The Insurance Council of Australia (ICA) reported that insurers have received 48,220 claims related to the flooding in southeast Queensland and the New South Wales.
On Wednesday (March 02), claims shot up by 53%, demonstrating the significant impact of this event.
37,807 of the claims are from Queensland. The ICA expects New South Wales figures to increase in the coming days as more policyholders return to their homes and businesses.
Eighty-four per cent (84%) of total claims relate to property, with the remainder being motor vehicle claims.
ICA chief executive Andrew Hall will be meeting state and federal government stakeholders to report on these figures, discuss the availability and affordability of flood cover, and ensure the recovery process fully supports affected communities.
The ICA has also been working to conduct an aerial survey of impacted zones starting with Lismore, Ballina, Grafton, Murwillumbah, Gympie, Maryborough, Brisbane, and Logan. This will verify the impact and scale of the flood and improve both insurer and government response time through accurate assessment of property conditions.
Following the 2011 Brisbane floods, insurance policies now have a standard flood definition. Hall reminded policyholders that even if they opted out of flood cover, they would most likely still be covered for storm damage.
“Insurance prices risk, and that means that for those in flood-prone locations – particularly small
businesses – flood cover can be costly,” Hall said. “That is why the ICA has called on all Australian governments to do more to protect homes, businesses, and communities from the impacts of extreme weather.

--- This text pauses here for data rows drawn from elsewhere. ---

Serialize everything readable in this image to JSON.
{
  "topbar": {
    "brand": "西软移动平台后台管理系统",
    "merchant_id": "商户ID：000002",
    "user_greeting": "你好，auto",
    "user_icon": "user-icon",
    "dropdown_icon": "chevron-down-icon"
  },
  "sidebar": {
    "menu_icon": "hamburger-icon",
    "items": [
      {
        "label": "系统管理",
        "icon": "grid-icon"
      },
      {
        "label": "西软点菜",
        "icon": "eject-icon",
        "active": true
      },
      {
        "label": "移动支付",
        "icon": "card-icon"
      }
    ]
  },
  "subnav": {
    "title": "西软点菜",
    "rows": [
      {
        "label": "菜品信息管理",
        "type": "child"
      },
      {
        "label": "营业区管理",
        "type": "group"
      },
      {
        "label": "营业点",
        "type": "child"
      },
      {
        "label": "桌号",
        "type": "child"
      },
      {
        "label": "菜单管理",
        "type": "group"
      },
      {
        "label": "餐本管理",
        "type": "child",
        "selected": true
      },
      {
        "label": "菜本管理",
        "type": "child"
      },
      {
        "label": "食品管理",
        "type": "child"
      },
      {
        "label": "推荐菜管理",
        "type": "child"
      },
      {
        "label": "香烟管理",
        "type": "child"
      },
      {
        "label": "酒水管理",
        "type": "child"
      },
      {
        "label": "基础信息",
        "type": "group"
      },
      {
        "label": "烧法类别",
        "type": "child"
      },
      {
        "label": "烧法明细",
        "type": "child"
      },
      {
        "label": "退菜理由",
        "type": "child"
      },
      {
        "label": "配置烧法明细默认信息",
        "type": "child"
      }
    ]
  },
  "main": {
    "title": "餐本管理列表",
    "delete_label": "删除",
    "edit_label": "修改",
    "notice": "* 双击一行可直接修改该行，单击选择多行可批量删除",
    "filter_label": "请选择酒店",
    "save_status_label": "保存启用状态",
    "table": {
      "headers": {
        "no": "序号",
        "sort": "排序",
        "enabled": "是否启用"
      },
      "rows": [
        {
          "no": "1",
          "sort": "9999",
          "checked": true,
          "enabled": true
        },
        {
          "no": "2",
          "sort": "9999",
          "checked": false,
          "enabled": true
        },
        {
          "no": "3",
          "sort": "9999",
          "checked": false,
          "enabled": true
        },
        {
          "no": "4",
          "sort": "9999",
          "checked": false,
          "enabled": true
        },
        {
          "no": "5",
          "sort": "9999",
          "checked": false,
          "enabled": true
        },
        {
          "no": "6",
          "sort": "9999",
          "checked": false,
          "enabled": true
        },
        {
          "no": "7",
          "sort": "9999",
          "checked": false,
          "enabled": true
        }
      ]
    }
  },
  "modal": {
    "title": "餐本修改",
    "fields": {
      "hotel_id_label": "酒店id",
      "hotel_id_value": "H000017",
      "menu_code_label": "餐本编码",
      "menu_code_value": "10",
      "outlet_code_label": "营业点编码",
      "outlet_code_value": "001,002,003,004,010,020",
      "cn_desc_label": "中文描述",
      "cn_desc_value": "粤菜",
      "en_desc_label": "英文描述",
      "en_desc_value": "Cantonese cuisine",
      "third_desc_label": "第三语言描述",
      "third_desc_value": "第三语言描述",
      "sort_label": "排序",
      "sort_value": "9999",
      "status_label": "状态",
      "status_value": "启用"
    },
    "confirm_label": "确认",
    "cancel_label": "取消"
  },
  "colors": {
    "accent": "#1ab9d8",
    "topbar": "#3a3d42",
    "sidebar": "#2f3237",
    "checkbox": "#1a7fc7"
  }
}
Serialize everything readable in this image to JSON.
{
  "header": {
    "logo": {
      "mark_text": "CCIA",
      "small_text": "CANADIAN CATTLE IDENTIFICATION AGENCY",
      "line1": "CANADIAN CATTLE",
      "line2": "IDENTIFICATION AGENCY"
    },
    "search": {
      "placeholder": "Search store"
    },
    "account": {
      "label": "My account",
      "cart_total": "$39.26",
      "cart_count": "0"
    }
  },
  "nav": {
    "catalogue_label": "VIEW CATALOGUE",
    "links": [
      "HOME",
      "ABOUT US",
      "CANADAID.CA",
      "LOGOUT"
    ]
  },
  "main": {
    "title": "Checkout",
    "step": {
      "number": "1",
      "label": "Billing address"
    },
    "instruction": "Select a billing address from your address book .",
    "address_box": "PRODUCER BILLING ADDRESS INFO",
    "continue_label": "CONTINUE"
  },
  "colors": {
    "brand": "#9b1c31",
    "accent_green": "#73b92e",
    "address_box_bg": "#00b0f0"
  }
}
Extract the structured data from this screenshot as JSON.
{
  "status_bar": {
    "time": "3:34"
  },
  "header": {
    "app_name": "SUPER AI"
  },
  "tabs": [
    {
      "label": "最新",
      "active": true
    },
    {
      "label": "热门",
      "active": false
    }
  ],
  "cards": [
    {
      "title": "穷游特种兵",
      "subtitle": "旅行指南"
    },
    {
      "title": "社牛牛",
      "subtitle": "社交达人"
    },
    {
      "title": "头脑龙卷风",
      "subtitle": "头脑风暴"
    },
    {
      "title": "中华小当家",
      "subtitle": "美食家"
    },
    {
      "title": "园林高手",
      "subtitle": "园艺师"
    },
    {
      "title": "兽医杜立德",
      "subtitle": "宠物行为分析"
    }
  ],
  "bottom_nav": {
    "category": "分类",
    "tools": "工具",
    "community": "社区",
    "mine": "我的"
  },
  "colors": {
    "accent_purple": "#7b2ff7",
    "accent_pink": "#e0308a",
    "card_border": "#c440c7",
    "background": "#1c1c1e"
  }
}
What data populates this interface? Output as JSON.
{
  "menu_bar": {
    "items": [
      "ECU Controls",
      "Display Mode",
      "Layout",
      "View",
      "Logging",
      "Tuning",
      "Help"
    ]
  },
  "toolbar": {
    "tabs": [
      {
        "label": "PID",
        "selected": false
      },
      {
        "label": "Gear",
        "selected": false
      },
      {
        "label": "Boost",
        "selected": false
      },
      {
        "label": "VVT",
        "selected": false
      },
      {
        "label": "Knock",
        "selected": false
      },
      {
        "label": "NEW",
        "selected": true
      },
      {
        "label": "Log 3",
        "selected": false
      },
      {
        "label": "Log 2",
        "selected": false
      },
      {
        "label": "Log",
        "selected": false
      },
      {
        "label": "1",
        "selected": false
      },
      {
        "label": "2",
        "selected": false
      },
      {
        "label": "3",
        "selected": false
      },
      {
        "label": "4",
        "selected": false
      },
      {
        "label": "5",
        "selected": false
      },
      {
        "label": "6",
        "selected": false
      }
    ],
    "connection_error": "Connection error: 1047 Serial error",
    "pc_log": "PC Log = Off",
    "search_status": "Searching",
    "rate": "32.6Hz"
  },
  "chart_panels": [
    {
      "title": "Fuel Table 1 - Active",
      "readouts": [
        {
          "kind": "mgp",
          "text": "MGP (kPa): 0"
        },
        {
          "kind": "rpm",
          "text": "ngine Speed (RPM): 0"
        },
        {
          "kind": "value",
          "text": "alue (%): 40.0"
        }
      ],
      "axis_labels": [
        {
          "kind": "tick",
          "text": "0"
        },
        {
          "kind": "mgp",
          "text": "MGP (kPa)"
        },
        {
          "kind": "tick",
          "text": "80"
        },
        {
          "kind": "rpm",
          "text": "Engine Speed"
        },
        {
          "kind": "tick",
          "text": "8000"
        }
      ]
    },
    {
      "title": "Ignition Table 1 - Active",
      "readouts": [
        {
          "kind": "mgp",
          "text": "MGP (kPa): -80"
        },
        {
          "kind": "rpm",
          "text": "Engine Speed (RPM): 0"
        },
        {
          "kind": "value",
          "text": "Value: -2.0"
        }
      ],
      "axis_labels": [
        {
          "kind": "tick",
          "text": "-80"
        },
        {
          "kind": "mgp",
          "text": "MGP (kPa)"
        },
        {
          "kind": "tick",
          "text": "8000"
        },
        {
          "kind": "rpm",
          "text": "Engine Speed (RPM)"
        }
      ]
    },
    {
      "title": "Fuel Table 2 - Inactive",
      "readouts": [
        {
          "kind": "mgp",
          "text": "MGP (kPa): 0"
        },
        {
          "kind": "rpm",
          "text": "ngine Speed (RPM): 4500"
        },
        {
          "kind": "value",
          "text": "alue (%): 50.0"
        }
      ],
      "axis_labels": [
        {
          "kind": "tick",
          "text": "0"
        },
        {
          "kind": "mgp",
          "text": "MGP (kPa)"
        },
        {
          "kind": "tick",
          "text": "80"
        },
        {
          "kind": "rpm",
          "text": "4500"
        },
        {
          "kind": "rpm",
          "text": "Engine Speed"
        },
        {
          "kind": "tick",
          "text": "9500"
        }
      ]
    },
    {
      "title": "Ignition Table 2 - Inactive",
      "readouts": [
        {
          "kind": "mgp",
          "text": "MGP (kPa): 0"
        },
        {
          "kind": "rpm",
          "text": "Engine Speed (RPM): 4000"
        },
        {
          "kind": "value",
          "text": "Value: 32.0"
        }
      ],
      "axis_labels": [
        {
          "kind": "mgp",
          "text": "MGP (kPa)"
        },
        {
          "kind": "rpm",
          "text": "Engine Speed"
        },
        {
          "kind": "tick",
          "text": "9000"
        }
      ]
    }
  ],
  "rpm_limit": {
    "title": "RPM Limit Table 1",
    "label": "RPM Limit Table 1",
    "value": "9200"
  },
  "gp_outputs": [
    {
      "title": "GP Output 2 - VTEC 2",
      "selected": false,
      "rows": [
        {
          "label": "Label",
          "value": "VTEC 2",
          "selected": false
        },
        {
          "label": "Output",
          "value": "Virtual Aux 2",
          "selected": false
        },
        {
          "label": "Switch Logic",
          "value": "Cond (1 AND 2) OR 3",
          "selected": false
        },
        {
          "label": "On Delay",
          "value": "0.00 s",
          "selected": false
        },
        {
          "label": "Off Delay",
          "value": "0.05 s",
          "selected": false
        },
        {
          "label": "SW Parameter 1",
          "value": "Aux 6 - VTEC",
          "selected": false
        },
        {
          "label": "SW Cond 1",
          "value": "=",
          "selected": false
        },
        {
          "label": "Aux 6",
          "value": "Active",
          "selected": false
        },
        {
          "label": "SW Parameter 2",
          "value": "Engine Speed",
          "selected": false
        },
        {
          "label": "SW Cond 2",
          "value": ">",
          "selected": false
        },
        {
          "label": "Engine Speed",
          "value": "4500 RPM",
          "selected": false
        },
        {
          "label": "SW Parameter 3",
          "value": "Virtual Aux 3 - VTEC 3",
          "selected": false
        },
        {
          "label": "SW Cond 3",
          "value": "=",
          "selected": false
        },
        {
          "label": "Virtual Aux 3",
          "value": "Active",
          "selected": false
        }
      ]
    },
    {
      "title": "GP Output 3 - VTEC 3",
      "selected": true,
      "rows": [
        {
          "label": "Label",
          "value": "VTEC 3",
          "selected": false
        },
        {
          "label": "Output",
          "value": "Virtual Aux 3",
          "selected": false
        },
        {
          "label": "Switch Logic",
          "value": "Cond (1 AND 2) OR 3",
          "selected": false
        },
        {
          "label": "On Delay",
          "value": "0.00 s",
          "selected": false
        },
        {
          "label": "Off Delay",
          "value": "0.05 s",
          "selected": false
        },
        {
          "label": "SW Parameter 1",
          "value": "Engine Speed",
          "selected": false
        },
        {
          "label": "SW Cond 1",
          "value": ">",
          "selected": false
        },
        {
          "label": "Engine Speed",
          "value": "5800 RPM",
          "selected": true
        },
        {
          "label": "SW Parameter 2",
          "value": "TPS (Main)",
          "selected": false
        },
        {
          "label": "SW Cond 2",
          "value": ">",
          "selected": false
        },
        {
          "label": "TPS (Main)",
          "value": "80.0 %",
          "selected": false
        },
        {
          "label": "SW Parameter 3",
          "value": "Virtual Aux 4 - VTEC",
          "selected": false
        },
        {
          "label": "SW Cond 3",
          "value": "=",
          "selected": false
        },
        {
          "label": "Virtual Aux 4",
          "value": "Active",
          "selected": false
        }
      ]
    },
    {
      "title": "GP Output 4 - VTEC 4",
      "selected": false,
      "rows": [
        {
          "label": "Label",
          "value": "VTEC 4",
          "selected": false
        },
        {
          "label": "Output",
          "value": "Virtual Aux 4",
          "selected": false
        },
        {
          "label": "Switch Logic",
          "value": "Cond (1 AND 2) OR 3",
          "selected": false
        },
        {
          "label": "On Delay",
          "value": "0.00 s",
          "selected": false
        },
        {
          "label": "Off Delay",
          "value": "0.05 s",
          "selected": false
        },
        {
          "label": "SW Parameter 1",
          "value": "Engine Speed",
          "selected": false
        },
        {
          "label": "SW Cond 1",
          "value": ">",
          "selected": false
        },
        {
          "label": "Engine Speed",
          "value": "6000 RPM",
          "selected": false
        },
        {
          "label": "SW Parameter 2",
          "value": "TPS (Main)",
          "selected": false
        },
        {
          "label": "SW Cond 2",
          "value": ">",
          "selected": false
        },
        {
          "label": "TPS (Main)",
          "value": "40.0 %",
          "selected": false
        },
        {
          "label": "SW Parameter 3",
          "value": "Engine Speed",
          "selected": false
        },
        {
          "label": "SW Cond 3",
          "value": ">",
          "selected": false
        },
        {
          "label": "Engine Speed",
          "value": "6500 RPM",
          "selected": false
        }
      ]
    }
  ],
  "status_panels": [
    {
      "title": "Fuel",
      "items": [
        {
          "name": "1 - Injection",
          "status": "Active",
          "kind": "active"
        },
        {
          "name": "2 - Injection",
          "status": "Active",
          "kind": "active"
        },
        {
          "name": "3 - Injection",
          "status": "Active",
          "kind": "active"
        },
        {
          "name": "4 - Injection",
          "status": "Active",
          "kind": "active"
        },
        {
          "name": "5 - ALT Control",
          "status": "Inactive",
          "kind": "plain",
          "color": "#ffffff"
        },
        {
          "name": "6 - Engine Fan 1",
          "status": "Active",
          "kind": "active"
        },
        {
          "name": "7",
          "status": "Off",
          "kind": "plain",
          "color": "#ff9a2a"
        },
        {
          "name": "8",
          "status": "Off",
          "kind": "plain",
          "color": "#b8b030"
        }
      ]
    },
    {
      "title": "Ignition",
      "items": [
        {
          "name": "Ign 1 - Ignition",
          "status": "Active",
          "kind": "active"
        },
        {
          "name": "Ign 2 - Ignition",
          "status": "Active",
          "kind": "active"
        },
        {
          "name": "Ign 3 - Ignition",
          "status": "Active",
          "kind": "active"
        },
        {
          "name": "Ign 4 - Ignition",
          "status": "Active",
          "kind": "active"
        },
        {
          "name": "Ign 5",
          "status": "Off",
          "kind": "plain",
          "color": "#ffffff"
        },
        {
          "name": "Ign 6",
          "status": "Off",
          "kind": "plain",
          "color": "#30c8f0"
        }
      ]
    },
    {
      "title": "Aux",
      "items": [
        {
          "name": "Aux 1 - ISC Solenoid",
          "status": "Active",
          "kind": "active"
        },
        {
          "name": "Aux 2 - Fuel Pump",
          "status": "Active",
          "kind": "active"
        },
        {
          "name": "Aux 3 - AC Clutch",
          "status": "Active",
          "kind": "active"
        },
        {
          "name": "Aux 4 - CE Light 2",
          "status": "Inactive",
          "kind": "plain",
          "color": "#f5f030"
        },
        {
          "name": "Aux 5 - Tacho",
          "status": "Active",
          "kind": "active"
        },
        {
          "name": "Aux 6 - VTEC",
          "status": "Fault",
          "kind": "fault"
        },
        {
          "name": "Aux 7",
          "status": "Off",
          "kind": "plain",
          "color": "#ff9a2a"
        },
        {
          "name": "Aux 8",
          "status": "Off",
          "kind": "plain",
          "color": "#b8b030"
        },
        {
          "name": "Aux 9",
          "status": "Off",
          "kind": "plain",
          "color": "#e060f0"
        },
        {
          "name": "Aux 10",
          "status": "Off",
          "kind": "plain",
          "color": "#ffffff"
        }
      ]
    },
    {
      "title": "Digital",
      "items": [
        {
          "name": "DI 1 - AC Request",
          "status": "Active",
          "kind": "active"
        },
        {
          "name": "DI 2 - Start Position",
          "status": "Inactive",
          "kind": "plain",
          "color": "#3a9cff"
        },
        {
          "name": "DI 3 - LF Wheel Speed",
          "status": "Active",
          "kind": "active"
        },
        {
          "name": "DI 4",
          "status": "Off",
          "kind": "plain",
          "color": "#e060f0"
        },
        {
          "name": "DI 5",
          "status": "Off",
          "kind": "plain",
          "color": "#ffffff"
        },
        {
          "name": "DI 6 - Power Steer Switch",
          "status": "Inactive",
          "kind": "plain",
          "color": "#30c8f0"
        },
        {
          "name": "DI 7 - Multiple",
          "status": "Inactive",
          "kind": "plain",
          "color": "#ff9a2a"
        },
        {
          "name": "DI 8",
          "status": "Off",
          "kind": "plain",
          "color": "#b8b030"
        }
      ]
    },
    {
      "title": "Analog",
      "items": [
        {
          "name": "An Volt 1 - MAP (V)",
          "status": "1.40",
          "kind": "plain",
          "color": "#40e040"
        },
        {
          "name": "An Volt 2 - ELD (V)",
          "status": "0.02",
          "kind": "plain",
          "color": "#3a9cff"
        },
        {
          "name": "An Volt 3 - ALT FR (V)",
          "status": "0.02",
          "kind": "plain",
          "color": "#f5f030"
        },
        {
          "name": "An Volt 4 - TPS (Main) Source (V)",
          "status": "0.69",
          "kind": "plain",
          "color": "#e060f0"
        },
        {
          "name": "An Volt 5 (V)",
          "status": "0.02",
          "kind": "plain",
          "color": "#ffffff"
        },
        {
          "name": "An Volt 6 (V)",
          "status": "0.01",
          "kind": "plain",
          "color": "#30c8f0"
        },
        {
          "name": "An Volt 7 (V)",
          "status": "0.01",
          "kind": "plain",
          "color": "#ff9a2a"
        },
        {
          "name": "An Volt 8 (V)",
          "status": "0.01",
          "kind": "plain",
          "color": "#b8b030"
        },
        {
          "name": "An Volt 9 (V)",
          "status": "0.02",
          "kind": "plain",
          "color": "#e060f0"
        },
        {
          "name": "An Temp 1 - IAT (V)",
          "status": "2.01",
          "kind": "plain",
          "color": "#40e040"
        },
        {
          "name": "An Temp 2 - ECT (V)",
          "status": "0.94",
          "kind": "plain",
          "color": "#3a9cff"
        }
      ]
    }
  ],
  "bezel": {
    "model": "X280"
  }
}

“With appropriate mitigation infrastructure and household-level programs, property can be better protected and premiums can decrease, but this can only be achieved if governments act with urgency.”